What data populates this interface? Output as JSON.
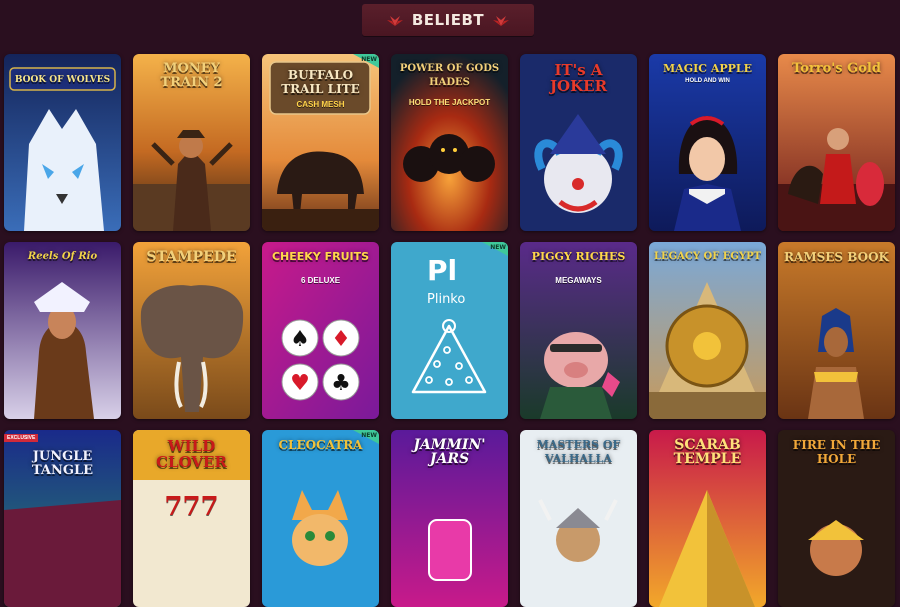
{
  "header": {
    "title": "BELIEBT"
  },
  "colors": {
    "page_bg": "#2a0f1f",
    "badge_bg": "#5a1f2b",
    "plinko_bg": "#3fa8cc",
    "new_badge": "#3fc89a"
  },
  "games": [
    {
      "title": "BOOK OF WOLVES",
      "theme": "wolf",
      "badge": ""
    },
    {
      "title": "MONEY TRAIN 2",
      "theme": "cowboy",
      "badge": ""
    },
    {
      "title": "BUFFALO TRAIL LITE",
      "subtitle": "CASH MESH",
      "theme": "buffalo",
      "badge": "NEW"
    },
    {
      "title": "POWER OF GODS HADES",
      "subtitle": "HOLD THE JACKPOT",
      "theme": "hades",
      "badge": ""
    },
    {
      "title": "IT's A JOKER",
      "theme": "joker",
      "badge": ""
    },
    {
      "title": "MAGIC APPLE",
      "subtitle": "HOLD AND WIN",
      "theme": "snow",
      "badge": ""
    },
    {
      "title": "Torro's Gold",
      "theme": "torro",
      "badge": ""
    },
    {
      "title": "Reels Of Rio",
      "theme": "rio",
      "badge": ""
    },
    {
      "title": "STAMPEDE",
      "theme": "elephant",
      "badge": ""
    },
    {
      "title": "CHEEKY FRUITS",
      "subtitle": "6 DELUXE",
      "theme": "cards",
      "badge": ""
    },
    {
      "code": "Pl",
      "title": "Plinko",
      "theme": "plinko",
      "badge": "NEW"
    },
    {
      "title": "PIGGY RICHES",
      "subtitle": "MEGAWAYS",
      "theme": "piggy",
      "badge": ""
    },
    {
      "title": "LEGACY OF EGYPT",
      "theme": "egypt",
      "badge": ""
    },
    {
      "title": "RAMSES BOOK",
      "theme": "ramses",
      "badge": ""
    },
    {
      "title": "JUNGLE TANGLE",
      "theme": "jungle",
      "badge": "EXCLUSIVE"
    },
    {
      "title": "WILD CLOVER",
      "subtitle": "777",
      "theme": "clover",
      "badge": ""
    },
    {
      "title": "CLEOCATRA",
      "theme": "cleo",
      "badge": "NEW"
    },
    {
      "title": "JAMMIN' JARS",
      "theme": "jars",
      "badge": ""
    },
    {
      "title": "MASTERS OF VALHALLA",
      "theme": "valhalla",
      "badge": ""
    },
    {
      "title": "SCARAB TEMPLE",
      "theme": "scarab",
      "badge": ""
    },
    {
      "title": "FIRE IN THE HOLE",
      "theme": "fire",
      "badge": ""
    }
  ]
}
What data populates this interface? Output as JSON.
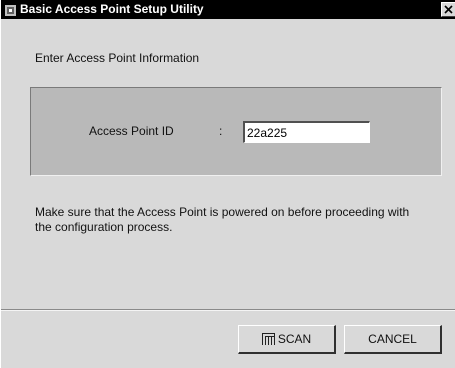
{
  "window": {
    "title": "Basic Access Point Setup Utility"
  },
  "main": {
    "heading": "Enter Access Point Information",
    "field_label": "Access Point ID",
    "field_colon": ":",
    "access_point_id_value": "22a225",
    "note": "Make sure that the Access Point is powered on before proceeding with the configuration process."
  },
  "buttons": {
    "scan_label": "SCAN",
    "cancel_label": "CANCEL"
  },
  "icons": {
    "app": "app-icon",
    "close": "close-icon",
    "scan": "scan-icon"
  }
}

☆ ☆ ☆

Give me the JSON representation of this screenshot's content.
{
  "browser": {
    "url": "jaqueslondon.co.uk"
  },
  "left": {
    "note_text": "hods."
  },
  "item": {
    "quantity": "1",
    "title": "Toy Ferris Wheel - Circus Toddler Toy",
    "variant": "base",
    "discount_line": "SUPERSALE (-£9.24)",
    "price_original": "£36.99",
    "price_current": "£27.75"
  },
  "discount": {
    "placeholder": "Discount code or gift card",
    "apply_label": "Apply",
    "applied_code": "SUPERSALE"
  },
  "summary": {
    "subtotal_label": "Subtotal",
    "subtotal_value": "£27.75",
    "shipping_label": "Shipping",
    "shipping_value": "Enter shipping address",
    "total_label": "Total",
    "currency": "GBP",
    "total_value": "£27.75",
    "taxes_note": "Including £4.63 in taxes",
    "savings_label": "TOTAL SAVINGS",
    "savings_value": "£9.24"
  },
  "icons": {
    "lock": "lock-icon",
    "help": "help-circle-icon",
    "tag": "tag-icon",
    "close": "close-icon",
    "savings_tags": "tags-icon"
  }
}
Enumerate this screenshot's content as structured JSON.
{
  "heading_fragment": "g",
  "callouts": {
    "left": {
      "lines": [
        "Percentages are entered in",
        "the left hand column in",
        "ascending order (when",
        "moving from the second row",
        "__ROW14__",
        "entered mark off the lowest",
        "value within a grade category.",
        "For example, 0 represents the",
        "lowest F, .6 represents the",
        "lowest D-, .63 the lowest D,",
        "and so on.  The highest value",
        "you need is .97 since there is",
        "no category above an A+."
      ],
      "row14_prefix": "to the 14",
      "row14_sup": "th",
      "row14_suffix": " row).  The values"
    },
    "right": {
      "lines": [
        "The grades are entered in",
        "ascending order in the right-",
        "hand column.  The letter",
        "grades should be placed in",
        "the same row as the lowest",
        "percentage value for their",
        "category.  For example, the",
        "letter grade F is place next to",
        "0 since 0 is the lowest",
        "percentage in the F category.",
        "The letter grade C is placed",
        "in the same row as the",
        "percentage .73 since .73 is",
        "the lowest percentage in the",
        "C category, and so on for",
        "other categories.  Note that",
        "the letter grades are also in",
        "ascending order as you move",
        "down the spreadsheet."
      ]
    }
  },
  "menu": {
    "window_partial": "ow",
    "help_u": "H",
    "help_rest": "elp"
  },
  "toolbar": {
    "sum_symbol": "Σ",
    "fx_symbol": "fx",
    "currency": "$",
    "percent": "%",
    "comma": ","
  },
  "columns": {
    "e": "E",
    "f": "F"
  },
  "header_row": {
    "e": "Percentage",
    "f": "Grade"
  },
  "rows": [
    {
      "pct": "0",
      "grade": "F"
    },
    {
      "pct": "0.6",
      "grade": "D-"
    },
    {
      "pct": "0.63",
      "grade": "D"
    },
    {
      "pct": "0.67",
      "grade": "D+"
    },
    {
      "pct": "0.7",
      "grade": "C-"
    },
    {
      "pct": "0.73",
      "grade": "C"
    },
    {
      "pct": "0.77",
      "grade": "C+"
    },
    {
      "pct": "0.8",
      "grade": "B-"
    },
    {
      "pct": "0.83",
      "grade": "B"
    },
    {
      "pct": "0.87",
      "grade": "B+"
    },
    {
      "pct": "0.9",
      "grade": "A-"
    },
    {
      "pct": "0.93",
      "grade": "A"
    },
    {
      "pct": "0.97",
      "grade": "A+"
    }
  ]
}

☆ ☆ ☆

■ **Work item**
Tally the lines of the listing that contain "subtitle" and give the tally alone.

■ **Response below**
6